Resolving the snag over terms is crucial, diplomats say.
The Quartet has been discussing a draft statement saying that the direct talks are intended to conclude a treaty in one year -- a change from a June proposal that said peace talks would be expected to conclude in 24 months. The Palestinian Authority government intends to have established all the attributes of statehood by mid-2011.
Diplomats say the idea that a unilateral declaration of statehood could win support if talks do not start or if they collapse in the next 12 months is gaining interest.
Obama wants face-to-face talks started well before Sept. 26, when Israel's 10-month moratorium on Jewish settlement-building in the occupied West Bank is due to end. A full-scale return to settlement construction could sink the talks for good.
Quartet statements from Moscow, Trieste and New York this year called for a halt to settlement building.
The draft, however, does not explicitly repeat that demand, which would be rejected by right-wingers in Israeli Prime Minister Binyamin Netanyahu's center-right coalition.
It simply says that direct, bilateral negotiations that resolve all final status issues should "lead to a settlement, negotiated between the parties, that ends the occupation . . . and results in" a state at peace with Israel.

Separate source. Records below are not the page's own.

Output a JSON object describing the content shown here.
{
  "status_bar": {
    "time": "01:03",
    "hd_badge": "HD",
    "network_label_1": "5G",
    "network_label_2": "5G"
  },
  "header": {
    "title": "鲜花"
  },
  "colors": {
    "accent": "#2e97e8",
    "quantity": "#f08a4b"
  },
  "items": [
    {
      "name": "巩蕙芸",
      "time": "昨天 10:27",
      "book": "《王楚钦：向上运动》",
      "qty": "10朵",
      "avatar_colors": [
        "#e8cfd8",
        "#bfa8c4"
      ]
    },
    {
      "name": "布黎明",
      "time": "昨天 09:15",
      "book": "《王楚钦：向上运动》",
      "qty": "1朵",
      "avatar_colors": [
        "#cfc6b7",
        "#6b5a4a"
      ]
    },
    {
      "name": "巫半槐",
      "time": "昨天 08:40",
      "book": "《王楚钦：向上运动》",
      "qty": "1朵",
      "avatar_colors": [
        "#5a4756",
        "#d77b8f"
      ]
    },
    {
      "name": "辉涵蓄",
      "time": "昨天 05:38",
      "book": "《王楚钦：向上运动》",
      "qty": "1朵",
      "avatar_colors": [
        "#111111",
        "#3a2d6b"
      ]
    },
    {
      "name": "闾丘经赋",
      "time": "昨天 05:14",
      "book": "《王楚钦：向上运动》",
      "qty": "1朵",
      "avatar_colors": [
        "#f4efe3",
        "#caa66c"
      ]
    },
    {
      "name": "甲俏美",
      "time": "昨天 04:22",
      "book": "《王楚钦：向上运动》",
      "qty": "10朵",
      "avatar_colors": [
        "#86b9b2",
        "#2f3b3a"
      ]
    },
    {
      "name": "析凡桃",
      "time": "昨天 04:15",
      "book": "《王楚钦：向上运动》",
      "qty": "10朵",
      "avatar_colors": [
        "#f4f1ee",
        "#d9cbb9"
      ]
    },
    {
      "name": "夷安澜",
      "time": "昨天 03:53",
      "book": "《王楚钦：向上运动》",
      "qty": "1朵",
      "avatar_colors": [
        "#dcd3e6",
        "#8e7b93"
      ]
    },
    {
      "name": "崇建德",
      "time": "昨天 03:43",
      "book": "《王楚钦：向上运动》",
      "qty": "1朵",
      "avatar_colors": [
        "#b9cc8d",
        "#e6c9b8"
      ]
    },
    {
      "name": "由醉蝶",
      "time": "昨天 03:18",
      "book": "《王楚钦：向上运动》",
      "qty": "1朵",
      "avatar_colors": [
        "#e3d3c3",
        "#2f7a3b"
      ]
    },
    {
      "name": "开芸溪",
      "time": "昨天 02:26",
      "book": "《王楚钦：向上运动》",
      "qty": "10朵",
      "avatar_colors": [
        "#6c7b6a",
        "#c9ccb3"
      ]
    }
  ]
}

Success will require the sustained support of Arab states, it adds.
Netanyahu may benefit from a move to direct talks, countering the notion abroad that he is not a genuine peace-seeker.
If accepted by Netanyahu as the basis for talks, the Quartet invitation could give Palestinian President Mahmoud Abbas the backing he needs.
Few Palestinians or Israelis believe that direct talks would lead to a peace treaty soon, or that one would be quickly implemented if a pact were ever reached.
In Israel's coalition, attention is focused on the Sept. 26 settlement moratorium deadline, with a majority of Netanyahu's inner cabinet opposed to extending the settlement freeze but a minority seeking some compromise that Abbas could swallow. One idea is to allow building in big, established settlements that Israel expects to keep in a peace deal but not in those it would hand over in a land swap with the Palestinians.